(Working data)
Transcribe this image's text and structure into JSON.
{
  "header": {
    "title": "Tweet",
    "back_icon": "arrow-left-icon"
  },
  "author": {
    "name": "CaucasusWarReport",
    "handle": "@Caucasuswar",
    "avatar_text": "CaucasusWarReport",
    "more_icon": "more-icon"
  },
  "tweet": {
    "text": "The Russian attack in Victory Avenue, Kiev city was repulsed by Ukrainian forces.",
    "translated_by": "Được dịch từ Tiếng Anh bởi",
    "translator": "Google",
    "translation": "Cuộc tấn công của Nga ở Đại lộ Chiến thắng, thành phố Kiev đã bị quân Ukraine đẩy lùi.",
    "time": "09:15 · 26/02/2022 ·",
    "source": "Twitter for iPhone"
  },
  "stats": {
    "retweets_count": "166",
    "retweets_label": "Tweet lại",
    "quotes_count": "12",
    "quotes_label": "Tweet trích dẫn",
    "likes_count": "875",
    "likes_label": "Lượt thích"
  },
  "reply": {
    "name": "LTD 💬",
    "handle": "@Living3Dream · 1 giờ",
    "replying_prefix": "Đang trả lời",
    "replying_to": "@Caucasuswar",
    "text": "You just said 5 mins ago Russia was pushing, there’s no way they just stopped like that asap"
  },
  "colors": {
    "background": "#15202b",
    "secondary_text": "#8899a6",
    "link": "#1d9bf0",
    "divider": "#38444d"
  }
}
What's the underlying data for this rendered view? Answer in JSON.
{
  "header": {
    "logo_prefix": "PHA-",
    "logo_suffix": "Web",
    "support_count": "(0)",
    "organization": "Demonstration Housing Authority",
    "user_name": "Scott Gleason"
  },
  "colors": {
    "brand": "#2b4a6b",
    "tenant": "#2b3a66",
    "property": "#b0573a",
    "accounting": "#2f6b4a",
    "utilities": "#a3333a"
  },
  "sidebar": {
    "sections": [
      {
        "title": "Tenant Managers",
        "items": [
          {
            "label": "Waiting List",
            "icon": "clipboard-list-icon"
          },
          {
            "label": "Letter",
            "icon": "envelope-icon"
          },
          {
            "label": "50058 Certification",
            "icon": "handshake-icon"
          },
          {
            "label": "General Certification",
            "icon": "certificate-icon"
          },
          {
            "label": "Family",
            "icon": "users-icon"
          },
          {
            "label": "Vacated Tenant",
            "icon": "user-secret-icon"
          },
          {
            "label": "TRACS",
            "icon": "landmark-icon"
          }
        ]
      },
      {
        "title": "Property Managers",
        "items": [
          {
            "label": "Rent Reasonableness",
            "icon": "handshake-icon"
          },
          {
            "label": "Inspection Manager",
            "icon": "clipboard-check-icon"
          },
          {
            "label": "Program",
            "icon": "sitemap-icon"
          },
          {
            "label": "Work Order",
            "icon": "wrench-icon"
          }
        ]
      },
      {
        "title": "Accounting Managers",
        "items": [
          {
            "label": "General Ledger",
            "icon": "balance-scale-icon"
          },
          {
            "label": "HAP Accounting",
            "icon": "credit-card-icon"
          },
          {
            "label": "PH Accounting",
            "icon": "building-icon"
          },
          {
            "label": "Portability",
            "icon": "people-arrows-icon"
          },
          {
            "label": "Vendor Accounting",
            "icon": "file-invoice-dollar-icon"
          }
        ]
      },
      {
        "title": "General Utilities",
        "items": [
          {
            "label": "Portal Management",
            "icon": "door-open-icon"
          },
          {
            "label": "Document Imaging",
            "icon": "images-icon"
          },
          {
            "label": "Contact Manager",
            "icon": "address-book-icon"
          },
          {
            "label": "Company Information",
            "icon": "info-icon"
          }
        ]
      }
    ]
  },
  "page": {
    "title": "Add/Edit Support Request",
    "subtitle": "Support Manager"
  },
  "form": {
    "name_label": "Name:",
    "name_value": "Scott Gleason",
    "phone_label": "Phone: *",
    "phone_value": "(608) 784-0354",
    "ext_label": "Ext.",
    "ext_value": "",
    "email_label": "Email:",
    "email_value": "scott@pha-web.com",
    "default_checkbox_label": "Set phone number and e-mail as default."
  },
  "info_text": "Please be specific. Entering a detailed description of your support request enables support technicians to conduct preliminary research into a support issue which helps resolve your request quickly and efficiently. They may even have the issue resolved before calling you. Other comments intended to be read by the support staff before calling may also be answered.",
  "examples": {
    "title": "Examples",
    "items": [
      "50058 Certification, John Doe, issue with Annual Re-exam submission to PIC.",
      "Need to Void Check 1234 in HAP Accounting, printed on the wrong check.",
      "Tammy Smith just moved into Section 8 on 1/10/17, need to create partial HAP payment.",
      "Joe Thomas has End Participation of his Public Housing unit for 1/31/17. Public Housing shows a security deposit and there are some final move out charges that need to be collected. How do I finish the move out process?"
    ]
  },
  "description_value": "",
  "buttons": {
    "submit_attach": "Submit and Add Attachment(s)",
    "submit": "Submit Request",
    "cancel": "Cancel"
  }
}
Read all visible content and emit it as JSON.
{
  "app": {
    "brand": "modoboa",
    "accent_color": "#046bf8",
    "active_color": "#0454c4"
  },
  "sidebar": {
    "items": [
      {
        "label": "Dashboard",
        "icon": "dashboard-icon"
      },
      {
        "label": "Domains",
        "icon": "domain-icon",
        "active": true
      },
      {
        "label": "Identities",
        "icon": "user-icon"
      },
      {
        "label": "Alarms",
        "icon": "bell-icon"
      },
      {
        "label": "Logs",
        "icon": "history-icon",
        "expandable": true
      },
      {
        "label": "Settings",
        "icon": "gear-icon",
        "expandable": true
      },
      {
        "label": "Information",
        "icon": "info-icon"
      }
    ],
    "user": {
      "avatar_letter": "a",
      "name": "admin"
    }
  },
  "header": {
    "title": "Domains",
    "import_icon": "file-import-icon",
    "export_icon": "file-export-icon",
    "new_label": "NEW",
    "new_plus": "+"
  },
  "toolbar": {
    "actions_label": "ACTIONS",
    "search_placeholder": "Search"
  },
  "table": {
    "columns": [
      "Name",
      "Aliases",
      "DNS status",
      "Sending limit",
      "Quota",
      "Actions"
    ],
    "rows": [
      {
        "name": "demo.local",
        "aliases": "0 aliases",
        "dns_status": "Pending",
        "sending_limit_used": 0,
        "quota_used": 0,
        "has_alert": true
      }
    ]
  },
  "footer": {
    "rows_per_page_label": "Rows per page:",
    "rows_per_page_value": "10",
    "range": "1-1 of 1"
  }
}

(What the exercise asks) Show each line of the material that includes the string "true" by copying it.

(Solution for this task)
        "active": true
        "expandable": true
        "expandable": true
        "has_alert": true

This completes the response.